The decoration of eggs is the most common Easter custom in the Christian world today. Red eggs in the old style are perhaps the most prevalent cross-culturally, although, we in the West, are probably more familiar with a pale palette of pastel primavera shades with patterns or polka dots and the occasional bunny sticker.
The incredibly ornately painted traditional eggs made by Polish and Ukrainian women have developed into the fine folk art of pysanki. The minutely detailed patterns depict aspects of the ancient goddess and Her philosophy: Bohynja-Berehynja, the Grand Goddess; Knjahynia, the Princess; Koroleva, the Queen Mother Earth; and Stara Baba, Cold Woman. Dots, depending on their configuration, represent stars in heaven, tears, or fixed points that have no beginning and no end. A dot within an enclosing circle stands for the axis of the universe, eternity as seen within an egg.
Eggs dyed red as the womb were given as gifts at the spring festivals in ancient Egypt, Persia, Greece and Rome. Greeks still toast each other at the family Easter dinner by tapping hard-boiled red eggs, one person to the next around the table. The egg that survives the clinking go-round uncracked brings luck for the year to the person who holds it.
Ancient Chinese custom maintains that standing a raw egg on its end at the first moment of spring promises good luck for the rest of the year. It is an old Scandinavian custom, as well. Modern Iranians, like their Persian ancestors, exchange red eggs for blessings of luck at Narooz, the Spring Equinox, also celebrated as the New Year.
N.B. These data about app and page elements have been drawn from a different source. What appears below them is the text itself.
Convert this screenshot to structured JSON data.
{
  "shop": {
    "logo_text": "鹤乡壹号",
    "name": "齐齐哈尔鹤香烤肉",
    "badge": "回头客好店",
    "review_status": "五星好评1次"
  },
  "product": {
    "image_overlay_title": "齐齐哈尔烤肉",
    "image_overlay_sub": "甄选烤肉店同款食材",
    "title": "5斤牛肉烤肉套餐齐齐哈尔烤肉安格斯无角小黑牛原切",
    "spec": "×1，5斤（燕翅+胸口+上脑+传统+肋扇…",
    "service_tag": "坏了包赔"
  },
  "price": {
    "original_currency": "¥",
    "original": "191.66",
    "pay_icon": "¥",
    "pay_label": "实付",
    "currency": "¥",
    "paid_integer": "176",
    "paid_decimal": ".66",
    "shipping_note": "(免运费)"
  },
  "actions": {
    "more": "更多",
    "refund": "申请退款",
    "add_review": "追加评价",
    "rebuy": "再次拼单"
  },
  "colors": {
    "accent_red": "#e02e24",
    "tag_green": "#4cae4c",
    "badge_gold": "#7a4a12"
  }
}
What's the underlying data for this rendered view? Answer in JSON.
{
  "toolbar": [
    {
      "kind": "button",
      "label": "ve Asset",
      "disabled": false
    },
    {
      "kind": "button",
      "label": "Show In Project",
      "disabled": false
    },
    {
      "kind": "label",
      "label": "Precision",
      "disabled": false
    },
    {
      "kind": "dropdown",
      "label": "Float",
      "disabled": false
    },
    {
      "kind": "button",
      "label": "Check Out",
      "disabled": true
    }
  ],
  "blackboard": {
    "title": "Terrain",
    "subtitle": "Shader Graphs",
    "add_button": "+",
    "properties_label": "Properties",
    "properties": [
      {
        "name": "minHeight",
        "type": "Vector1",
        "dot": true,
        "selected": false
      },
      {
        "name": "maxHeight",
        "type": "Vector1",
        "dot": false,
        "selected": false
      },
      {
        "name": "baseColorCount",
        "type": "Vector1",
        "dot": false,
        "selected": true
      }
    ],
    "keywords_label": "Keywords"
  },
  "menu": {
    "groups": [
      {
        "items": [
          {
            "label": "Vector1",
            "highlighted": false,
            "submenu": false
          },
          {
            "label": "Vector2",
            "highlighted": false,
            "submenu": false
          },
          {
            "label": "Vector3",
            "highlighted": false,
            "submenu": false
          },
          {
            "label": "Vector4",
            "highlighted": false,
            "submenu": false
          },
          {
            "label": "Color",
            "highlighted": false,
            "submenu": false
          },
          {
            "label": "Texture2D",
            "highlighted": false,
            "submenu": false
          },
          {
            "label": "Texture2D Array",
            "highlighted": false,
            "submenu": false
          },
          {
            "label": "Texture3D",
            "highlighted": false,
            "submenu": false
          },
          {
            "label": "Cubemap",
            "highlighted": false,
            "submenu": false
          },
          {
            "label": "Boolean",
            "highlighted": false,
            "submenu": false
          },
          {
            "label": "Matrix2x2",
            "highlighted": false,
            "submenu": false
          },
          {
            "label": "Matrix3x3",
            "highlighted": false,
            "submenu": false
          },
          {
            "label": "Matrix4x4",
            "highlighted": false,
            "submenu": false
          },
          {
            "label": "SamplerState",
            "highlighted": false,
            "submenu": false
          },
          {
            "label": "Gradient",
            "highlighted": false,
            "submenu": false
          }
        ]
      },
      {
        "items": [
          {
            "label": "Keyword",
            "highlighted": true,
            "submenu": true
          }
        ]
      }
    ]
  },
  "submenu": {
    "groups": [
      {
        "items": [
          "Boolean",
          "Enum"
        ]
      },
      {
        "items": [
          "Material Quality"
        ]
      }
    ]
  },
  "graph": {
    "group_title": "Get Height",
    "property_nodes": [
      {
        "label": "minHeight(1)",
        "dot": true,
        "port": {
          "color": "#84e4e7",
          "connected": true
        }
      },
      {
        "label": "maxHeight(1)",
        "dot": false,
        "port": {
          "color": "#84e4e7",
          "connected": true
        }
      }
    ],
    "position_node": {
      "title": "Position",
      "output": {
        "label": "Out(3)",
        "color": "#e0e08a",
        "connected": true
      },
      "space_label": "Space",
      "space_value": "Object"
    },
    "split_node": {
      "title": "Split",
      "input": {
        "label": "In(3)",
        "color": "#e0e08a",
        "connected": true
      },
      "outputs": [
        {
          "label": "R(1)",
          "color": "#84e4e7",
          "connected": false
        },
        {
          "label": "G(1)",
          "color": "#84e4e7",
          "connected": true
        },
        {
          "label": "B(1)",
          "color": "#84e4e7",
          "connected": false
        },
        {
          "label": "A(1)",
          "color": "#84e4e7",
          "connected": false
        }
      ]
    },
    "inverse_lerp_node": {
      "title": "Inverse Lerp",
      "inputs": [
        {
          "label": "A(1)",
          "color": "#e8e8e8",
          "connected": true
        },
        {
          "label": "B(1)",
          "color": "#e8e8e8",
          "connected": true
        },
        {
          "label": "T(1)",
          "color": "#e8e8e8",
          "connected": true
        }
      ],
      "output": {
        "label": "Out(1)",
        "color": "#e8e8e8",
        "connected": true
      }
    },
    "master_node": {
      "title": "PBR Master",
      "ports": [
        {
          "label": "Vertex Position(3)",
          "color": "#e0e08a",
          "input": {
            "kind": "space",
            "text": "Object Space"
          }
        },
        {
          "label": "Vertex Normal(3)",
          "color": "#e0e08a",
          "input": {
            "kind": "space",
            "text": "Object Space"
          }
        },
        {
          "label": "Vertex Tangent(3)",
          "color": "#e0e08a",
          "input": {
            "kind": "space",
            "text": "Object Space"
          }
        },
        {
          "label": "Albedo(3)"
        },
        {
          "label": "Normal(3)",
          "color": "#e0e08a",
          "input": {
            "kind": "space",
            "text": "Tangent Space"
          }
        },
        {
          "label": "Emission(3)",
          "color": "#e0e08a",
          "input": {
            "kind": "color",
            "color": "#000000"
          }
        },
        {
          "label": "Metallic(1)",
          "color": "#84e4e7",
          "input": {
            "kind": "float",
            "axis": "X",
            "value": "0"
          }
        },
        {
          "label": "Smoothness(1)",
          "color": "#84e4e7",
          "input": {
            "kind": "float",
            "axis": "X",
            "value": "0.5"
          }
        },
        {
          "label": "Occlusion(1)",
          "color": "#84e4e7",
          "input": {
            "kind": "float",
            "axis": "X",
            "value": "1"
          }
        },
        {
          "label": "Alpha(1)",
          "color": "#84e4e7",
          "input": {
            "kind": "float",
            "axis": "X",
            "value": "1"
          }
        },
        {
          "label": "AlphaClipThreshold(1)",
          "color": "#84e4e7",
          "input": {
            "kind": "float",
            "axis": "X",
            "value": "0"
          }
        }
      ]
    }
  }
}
Eggs clearly hold undeniable symbolic power for people. Eggs, like seeds are the future, figuratively and literally. By employing eggs to celebrate the vernal season of new beginnings, we are pledging ourselves to the ever-renewing energy of the life force. We are in sync with the cycles and ready to turn the pages of the calendar over easy.
Join Urban Shaman, Donna Henes
Eggs on End: Standing on Ceremony
38th Annual Vernal Equinox Celebration
Wednesday, March 20, 2013
6:45 AM EDT event begins.
7:02 aM EDT exact equinox moment.
Grand Army Plaza, Brooklyn, NY
If you cannot come to this event in person, do stand an egg wherever you are. Remember to translate the equinox time into your local time zone.
Please send me a picture of your eggs standing on end along with your name and location.